### Excerpted data
---------------

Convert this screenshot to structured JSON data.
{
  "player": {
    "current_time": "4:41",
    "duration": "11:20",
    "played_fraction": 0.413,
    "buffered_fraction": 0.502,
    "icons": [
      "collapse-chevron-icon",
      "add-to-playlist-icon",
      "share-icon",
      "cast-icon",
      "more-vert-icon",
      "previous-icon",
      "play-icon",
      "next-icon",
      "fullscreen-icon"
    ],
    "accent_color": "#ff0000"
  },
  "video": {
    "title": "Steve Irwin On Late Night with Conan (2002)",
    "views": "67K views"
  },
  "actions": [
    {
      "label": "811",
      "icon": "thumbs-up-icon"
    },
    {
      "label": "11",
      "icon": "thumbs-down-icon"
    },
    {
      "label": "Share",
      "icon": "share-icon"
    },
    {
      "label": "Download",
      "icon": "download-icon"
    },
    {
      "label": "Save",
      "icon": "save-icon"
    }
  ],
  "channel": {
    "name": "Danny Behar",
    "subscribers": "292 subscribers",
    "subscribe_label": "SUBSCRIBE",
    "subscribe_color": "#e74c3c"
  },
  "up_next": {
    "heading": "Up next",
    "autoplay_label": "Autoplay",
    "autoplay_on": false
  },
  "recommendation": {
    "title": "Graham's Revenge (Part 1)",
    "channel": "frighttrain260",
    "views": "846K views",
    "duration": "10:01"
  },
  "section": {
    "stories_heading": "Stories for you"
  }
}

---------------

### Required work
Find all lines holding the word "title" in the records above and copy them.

### Solution for this task
    "title": "Steve Irwin On Late Night with Conan (2002)",
    "title": "Graham's Revenge (Part 1)",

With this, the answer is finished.